(Your task)
Return every line in the entries below where the word "title" shows up.

Data excerpts: Begin

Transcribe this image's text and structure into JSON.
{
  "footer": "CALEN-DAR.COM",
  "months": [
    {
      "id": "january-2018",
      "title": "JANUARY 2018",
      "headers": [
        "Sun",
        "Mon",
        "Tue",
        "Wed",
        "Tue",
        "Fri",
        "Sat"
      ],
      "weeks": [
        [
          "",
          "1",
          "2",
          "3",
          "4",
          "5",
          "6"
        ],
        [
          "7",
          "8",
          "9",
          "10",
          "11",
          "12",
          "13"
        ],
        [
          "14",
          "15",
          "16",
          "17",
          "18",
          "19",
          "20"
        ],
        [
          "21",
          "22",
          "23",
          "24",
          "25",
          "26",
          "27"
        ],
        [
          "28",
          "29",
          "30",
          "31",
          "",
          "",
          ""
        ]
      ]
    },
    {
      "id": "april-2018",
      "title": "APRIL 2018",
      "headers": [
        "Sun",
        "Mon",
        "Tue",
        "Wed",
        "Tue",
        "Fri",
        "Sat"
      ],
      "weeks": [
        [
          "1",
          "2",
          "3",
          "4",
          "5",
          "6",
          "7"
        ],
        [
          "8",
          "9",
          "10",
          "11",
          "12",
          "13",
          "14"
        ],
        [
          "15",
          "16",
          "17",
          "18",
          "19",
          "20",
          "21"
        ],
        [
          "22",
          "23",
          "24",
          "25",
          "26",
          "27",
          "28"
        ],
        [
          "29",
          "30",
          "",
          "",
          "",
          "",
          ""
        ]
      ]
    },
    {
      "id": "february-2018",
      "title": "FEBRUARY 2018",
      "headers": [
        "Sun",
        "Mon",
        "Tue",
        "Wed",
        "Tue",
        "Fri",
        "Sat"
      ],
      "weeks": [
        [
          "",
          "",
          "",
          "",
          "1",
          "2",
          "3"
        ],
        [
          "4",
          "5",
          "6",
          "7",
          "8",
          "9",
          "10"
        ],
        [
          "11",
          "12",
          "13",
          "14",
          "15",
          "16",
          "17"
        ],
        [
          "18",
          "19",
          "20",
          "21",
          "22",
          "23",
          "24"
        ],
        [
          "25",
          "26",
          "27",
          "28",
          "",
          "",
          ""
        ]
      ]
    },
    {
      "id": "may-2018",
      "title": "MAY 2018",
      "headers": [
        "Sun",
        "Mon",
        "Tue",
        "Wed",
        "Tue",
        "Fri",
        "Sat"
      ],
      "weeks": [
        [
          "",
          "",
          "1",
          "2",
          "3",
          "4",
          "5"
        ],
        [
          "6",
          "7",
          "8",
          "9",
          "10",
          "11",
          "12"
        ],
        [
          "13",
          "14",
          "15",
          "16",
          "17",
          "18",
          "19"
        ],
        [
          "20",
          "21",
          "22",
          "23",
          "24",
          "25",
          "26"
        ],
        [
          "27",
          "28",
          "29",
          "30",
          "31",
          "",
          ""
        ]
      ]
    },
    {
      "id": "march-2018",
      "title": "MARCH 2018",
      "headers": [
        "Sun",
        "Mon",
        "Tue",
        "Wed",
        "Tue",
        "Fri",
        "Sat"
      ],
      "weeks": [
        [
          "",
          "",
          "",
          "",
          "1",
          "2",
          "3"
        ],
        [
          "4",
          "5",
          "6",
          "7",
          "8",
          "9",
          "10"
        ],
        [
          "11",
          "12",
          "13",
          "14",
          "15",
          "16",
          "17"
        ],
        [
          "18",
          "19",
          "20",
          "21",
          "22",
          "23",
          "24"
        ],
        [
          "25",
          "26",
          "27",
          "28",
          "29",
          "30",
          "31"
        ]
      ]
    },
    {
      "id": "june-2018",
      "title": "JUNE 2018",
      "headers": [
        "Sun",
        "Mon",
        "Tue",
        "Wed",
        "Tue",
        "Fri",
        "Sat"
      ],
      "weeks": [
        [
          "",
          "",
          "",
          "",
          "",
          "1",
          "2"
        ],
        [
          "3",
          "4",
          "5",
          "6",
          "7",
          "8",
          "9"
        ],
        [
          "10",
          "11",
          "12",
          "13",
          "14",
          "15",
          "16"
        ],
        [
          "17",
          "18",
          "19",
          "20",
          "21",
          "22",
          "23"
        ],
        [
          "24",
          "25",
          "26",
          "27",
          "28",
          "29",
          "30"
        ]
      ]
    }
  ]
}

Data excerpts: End

(Result for this task)
      "title": "JANUARY 2018",
      "title": "APRIL 2018",
      "title": "FEBRUARY 2018",
      "title": "MAY 2018",
      "title": "MARCH 2018",
      "title": "JUNE 2018",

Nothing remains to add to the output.